Exercise description: Which of the lines below holds the string "icon"? Copy every line that does.
··· Data for this exercise
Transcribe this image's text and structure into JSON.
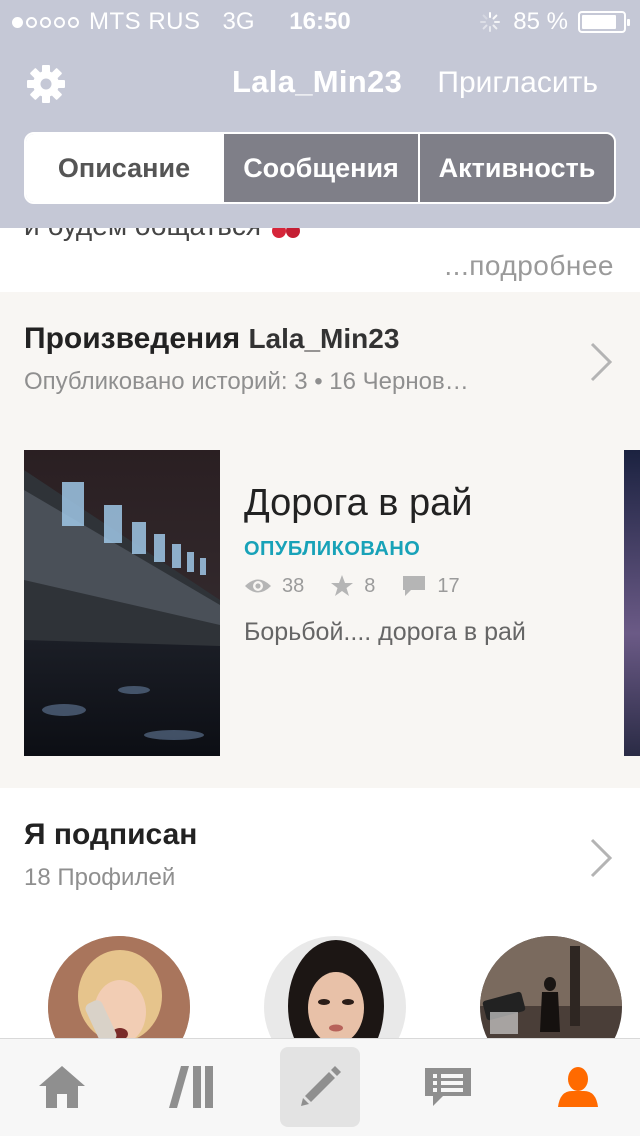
{
  "status_bar": {
    "carrier": "MTS RUS",
    "network": "3G",
    "time": "16:50",
    "battery": "85 %",
    "battery_level": 0.85,
    "signal_dots_filled": 1
  },
  "header": {
    "username": "Lala_Min23",
    "invite_label": "Пригласить",
    "settings_icon": "gear-icon",
    "bg_color": "#c5c8d6"
  },
  "tabs": [
    {
      "label": "Описание",
      "active": true
    },
    {
      "label": "Сообщения",
      "active": false
    },
    {
      "label": "Активность",
      "active": false
    }
  ],
  "description": {
    "text_fragment": "и будем общаться",
    "more_label": "...подробнее"
  },
  "works": {
    "title_prefix": "Произведения",
    "title_user": "Lala_Min23",
    "subtitle": "Опубликовано историй: 3 • 16 Чернов…",
    "story": {
      "title": "Дорога в рай",
      "status": "ОПУБЛИКОВАНО",
      "status_color": "#18a2b8",
      "views": "38",
      "votes": "8",
      "comments": "17",
      "description": "Борьбой.... дорога в рай"
    }
  },
  "following": {
    "title": "Я подписан",
    "subtitle": "18 Профилей"
  },
  "bottom_nav": {
    "items": [
      {
        "icon": "home-icon",
        "active": false
      },
      {
        "icon": "library-icon",
        "active": false
      },
      {
        "icon": "pencil-icon",
        "active": false
      },
      {
        "icon": "messages-icon",
        "active": false
      },
      {
        "icon": "profile-icon",
        "active": true
      }
    ],
    "active_color": "#ff6a00"
  }
}
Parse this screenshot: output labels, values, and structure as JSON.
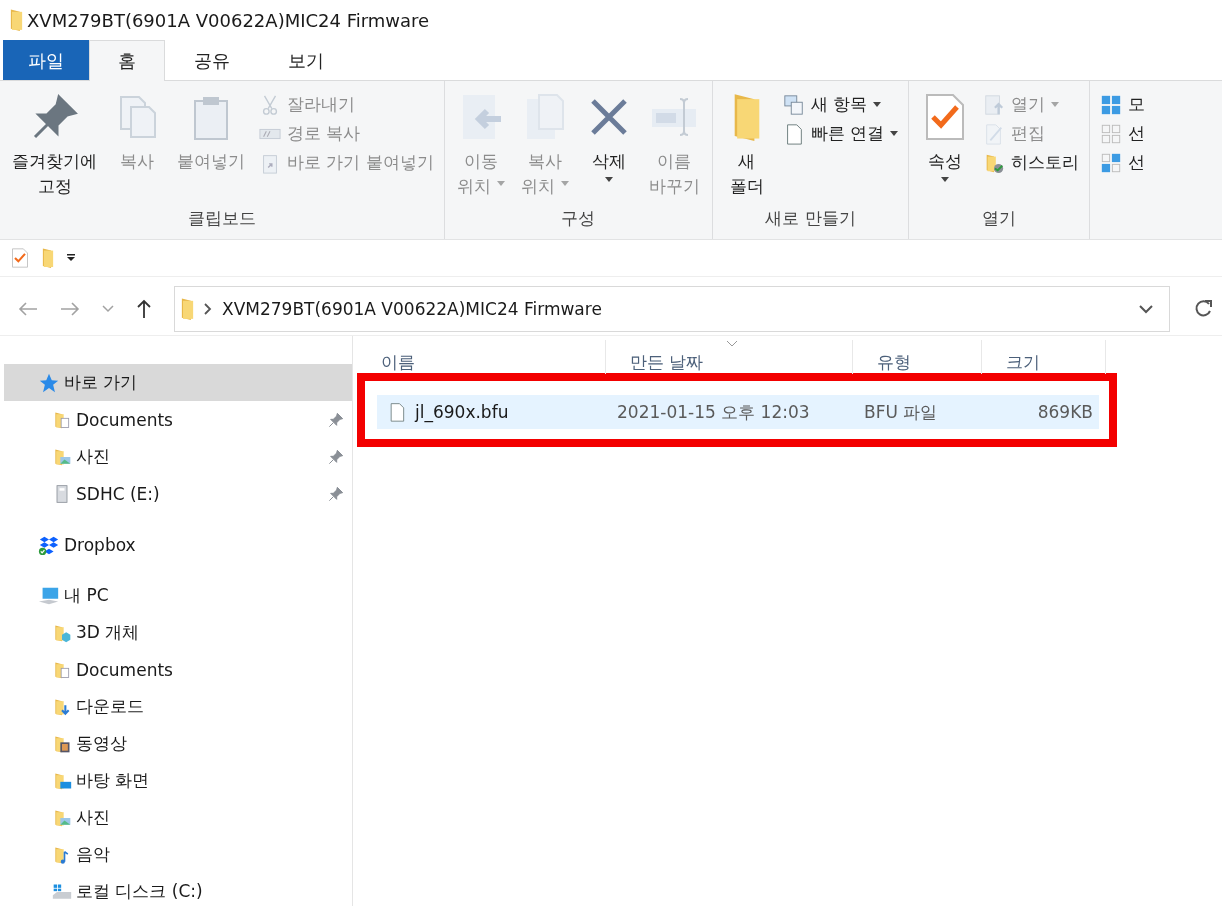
{
  "window": {
    "title": "XVM279BT(6901A V00622A)MIC24 Firmware"
  },
  "tabs": [
    {
      "label": "파일",
      "kind": "file",
      "selected": false
    },
    {
      "label": "홈",
      "kind": "tab",
      "selected": true
    },
    {
      "label": "공유",
      "kind": "tab",
      "selected": false
    },
    {
      "label": "보기",
      "kind": "tab",
      "selected": false
    }
  ],
  "ribbon": {
    "groups": [
      {
        "label": "클립보드",
        "items": [
          {
            "kind": "large",
            "lines": [
              "즐겨찾기에",
              "고정"
            ],
            "disabled": false,
            "dropdown": false
          },
          {
            "kind": "large",
            "lines": [
              "복사"
            ],
            "disabled": true,
            "dropdown": false
          },
          {
            "kind": "large",
            "lines": [
              "붙여넣기"
            ],
            "disabled": true,
            "dropdown": false
          },
          {
            "kind": "small",
            "lines": [
              "잘라내기"
            ],
            "disabled": true,
            "dropdown": false
          },
          {
            "kind": "small",
            "lines": [
              "경로 복사"
            ],
            "disabled": true,
            "dropdown": false
          },
          {
            "kind": "small",
            "lines": [
              "바로 가기 붙여넣기"
            ],
            "disabled": true,
            "dropdown": false
          }
        ]
      },
      {
        "label": "구성",
        "items": [
          {
            "kind": "large",
            "lines": [
              "이동",
              "위치"
            ],
            "disabled": true,
            "dropdown": true
          },
          {
            "kind": "large",
            "lines": [
              "복사",
              "위치"
            ],
            "disabled": true,
            "dropdown": true
          },
          {
            "kind": "large",
            "lines": [
              "삭제"
            ],
            "disabled": false,
            "dropdown": true
          },
          {
            "kind": "large",
            "lines": [
              "이름",
              "바꾸기"
            ],
            "disabled": true,
            "dropdown": false
          }
        ]
      },
      {
        "label": "새로 만들기",
        "items": [
          {
            "kind": "large",
            "lines": [
              "새",
              "폴더"
            ],
            "disabled": false,
            "dropdown": false
          },
          {
            "kind": "small",
            "lines": [
              "새 항목"
            ],
            "disabled": false,
            "dropdown": true
          },
          {
            "kind": "small",
            "lines": [
              "빠른 연결"
            ],
            "disabled": false,
            "dropdown": true
          }
        ]
      },
      {
        "label": "열기",
        "items": [
          {
            "kind": "large",
            "lines": [
              "속성"
            ],
            "disabled": false,
            "dropdown": true
          },
          {
            "kind": "small",
            "lines": [
              "열기"
            ],
            "disabled": true,
            "dropdown": true
          },
          {
            "kind": "small",
            "lines": [
              "편집"
            ],
            "disabled": true,
            "dropdown": false
          },
          {
            "kind": "small",
            "lines": [
              "히스토리"
            ],
            "disabled": false,
            "dropdown": false
          }
        ]
      },
      {
        "items": [
          {
            "kind": "small",
            "lines": [
              "모"
            ],
            "disabled": false,
            "dropdown": false
          },
          {
            "kind": "small",
            "lines": [
              "선"
            ],
            "disabled": false,
            "dropdown": false
          },
          {
            "kind": "small",
            "lines": [
              "선"
            ],
            "disabled": false,
            "dropdown": false
          }
        ]
      }
    ]
  },
  "address": {
    "back_disabled": true,
    "forward_disabled": true,
    "path": "XVM279BT(6901A V00622A)MIC24 Firmware"
  },
  "navigation": [
    {
      "label": "바로 가기",
      "selected": true,
      "children": [
        {
          "label": "Documents",
          "selected": false,
          "pinned": true
        },
        {
          "label": "사진",
          "selected": false,
          "pinned": true
        },
        {
          "label": "SDHC (E:)",
          "selected": false,
          "pinned": true
        }
      ]
    },
    {
      "label": "Dropbox",
      "selected": false
    },
    {
      "label": "내 PC",
      "selected": false,
      "children": [
        {
          "label": "3D 개체",
          "selected": false,
          "pinned": false
        },
        {
          "label": "Documents",
          "selected": false,
          "pinned": false
        },
        {
          "label": "다운로드",
          "selected": false,
          "pinned": false
        },
        {
          "label": "동영상",
          "selected": false,
          "pinned": false
        },
        {
          "label": "바탕 화면",
          "selected": false,
          "pinned": false
        },
        {
          "label": "사진",
          "selected": false,
          "pinned": false
        },
        {
          "label": "음악",
          "selected": false,
          "pinned": false
        },
        {
          "label": "로컬 디스크 (C:)",
          "selected": false,
          "pinned": false
        }
      ]
    }
  ],
  "files": {
    "columns": [
      {
        "label": "이름",
        "sorted": false
      },
      {
        "label": "만든 날짜",
        "sorted": true
      },
      {
        "label": "유형",
        "sorted": false
      },
      {
        "label": "크기",
        "sorted": false
      }
    ],
    "rows": [
      {
        "name": "jl_690x.bfu",
        "date": "2021-01-15 오후 12:03",
        "type": "BFU 파일",
        "size": "869KB",
        "selected": true,
        "framed": true
      }
    ]
  }
}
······
Response area:
    "settings_icon": "gear-icon",
        "icon": "home-icon",
        "icon": "library-icon",
        "icon": "pencil-icon",
        "icon": "messages-icon",
        "icon": "profile-icon",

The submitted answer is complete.